__Work task__: Present each line of the entries below that holds the word "JSON".

(Element data from apps and pages)
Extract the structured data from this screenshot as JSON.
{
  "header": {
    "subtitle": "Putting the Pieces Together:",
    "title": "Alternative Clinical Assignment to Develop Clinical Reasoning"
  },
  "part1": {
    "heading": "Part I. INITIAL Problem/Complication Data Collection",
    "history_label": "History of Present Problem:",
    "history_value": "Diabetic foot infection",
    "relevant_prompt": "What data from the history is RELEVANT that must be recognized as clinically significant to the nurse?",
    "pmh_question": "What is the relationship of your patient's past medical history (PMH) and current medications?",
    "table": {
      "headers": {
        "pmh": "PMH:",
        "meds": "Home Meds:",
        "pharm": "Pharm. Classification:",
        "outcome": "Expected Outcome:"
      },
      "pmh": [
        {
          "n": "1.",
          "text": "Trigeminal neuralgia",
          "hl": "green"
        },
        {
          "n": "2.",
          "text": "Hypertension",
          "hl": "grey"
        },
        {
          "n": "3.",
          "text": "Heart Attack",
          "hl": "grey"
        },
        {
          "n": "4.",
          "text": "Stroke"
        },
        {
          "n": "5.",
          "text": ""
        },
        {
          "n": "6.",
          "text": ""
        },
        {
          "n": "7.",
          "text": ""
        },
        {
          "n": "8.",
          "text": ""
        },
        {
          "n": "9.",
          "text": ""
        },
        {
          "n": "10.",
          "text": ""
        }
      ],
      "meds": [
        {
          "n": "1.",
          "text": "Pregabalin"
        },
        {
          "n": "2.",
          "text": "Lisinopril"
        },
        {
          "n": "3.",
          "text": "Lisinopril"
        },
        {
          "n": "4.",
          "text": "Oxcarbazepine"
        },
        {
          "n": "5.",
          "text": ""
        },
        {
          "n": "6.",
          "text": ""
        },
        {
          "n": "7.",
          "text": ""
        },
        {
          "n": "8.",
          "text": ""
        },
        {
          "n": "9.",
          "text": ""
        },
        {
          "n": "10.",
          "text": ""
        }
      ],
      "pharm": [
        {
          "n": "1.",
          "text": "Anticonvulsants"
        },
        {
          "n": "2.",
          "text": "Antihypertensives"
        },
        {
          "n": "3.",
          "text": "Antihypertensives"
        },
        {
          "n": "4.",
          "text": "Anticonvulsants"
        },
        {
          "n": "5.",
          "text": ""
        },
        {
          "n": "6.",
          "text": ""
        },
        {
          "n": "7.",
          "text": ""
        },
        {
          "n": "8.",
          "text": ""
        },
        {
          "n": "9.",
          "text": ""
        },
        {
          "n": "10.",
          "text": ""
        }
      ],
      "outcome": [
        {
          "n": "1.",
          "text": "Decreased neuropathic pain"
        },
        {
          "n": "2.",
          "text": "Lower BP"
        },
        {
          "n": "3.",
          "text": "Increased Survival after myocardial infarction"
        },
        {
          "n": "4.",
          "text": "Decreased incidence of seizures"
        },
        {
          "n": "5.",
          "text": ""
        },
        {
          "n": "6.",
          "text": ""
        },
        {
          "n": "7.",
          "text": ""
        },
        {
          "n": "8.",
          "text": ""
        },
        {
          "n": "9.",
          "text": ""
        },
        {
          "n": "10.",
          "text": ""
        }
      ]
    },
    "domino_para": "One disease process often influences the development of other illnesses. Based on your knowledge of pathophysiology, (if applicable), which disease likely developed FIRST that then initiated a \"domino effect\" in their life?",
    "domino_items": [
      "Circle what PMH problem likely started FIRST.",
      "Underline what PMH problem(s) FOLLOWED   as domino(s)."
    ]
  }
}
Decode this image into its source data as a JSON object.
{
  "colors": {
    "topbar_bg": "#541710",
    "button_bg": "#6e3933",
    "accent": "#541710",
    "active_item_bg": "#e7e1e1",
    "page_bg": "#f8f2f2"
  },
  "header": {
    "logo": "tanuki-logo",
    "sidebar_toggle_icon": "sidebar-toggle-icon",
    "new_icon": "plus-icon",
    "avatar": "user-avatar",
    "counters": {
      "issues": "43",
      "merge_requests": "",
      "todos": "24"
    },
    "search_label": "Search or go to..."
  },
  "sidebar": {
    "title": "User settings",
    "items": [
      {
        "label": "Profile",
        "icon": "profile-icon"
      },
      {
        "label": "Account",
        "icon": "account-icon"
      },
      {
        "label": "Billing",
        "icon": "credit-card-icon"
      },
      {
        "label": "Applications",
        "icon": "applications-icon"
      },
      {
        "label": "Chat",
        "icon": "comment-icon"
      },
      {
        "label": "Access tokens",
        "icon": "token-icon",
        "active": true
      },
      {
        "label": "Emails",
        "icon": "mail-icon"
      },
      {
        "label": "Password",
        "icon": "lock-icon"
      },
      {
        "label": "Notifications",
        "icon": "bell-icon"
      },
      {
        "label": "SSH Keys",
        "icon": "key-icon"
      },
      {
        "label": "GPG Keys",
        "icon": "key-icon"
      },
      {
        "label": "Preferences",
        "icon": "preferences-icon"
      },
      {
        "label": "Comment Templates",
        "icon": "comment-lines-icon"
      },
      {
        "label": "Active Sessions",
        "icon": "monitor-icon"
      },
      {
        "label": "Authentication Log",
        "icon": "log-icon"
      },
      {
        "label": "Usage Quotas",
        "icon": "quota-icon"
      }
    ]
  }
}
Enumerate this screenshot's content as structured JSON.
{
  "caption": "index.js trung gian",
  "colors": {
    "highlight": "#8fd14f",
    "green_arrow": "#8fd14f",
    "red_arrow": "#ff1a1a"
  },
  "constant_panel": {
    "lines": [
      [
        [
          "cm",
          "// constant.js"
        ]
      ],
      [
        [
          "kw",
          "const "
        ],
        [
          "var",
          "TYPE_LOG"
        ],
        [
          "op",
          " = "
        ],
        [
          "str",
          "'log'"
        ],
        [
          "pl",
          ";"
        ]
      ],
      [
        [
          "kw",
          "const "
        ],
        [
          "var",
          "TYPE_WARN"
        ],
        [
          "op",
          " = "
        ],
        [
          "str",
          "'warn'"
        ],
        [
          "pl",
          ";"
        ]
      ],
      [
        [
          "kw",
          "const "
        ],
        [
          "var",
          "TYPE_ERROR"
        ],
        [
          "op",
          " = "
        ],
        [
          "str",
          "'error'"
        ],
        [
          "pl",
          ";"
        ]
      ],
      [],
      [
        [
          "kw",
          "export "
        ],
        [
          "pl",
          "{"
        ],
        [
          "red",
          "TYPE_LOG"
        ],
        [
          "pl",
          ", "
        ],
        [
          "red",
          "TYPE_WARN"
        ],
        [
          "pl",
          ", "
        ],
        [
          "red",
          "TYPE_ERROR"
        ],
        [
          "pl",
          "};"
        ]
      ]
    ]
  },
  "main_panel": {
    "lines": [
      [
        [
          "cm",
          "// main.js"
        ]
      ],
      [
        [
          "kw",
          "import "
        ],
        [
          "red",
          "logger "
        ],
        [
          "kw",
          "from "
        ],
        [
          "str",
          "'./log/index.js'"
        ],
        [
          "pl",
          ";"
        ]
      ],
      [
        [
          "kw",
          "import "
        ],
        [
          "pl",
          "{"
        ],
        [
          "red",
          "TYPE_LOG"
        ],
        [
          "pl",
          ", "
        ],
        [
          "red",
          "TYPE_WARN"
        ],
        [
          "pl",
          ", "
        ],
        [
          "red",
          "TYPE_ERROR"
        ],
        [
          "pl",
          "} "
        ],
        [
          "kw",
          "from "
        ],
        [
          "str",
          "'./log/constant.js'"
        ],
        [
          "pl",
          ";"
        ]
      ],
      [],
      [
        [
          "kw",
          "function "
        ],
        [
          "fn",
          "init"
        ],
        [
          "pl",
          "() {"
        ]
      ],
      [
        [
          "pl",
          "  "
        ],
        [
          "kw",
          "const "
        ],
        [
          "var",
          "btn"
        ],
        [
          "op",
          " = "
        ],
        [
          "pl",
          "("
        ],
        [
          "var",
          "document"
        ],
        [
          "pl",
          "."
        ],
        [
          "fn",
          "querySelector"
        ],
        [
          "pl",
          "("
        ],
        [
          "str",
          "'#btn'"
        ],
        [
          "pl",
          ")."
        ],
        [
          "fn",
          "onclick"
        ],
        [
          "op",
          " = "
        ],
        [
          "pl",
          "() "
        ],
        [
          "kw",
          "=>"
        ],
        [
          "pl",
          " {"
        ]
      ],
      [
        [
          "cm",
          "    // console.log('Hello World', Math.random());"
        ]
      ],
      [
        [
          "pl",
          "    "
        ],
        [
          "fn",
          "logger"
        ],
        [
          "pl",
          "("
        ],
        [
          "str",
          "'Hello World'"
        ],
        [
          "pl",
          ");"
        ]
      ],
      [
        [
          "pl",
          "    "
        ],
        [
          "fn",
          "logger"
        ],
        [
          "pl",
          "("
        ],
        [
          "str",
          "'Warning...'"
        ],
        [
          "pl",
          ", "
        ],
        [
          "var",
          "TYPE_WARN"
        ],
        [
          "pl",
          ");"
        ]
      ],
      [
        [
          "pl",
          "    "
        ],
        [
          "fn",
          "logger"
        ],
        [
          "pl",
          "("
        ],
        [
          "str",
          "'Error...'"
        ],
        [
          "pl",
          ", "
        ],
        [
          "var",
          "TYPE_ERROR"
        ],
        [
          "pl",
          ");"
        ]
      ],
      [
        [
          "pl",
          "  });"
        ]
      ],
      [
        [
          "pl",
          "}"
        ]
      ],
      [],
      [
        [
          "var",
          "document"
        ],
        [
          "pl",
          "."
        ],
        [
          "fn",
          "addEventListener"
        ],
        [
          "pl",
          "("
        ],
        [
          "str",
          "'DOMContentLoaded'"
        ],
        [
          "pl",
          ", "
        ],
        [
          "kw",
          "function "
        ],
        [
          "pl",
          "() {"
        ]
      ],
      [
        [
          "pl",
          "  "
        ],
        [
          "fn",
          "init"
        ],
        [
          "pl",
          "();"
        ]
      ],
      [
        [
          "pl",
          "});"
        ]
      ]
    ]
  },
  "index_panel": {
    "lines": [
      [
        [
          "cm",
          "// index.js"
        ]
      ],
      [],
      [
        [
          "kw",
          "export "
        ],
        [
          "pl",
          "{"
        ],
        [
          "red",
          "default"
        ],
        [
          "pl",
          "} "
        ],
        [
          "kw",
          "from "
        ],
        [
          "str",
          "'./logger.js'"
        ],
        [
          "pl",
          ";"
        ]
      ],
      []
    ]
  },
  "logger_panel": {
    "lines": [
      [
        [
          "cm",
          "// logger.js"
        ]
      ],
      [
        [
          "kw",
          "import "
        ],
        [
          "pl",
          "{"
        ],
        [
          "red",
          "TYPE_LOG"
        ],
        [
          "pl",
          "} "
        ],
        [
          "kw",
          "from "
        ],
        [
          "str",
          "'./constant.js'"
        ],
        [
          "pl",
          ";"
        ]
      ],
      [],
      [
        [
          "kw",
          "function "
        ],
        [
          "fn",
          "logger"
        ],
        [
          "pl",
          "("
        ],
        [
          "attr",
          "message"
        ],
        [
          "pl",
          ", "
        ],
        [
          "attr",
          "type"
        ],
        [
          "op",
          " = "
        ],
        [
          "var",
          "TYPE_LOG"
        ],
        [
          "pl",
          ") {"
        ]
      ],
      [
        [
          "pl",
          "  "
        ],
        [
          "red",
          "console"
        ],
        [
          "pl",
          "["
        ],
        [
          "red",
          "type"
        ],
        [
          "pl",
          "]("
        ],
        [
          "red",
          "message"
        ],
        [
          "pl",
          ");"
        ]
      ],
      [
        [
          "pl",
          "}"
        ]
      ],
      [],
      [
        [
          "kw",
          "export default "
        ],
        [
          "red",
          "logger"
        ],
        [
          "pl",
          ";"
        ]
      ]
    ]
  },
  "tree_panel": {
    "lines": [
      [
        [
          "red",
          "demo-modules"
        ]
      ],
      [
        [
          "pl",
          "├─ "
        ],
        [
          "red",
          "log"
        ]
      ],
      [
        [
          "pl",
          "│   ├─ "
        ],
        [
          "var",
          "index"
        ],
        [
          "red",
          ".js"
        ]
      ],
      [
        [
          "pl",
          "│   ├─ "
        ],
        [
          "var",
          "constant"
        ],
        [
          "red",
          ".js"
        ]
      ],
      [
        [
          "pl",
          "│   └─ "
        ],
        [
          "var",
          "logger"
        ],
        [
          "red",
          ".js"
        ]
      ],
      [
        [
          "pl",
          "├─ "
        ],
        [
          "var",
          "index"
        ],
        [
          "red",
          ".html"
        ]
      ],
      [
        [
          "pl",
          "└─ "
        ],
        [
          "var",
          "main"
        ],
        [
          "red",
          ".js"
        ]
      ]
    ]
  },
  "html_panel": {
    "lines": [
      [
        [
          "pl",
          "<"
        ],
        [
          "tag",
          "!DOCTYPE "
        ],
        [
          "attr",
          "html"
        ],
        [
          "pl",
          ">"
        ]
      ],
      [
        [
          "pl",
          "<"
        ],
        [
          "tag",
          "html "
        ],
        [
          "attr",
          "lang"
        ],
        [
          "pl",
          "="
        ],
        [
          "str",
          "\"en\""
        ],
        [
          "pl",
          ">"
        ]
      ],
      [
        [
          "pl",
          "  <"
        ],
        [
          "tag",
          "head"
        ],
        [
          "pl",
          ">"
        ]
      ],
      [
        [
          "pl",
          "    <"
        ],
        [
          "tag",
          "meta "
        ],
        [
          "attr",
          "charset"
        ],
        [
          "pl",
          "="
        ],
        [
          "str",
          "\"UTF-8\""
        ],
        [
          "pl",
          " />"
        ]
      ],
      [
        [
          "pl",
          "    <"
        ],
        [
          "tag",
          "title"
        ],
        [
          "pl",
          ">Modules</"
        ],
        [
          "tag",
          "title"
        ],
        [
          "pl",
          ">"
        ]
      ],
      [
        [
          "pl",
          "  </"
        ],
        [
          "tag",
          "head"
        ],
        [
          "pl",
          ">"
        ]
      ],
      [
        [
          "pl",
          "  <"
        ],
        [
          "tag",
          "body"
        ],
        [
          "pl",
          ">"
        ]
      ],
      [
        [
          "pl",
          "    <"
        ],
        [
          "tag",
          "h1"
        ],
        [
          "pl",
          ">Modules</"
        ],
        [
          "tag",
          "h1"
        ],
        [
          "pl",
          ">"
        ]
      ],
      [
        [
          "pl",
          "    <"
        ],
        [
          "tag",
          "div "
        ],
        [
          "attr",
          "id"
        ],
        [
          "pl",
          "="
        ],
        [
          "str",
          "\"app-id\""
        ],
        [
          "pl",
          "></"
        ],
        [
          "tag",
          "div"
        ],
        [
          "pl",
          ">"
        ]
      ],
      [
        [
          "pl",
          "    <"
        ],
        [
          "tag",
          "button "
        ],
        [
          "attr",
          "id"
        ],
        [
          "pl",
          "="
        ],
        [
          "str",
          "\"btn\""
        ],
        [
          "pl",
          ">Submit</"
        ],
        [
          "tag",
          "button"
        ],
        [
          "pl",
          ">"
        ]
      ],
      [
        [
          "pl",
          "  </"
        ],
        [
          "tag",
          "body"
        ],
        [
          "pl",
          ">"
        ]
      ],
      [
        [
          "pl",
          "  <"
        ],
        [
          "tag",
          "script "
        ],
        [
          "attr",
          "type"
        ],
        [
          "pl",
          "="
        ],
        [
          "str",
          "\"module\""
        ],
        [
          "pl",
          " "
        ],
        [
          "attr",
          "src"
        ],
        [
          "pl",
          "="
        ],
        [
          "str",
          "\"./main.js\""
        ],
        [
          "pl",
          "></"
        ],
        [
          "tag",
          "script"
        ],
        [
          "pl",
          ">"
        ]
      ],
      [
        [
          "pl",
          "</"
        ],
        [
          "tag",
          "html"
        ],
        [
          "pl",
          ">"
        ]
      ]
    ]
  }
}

__Response to the exercise__:
Extract the structured data from this screenshot as JSON.
Decode this image into its source data as a JSON object.
Enumerate this screenshot's content as structured JSON.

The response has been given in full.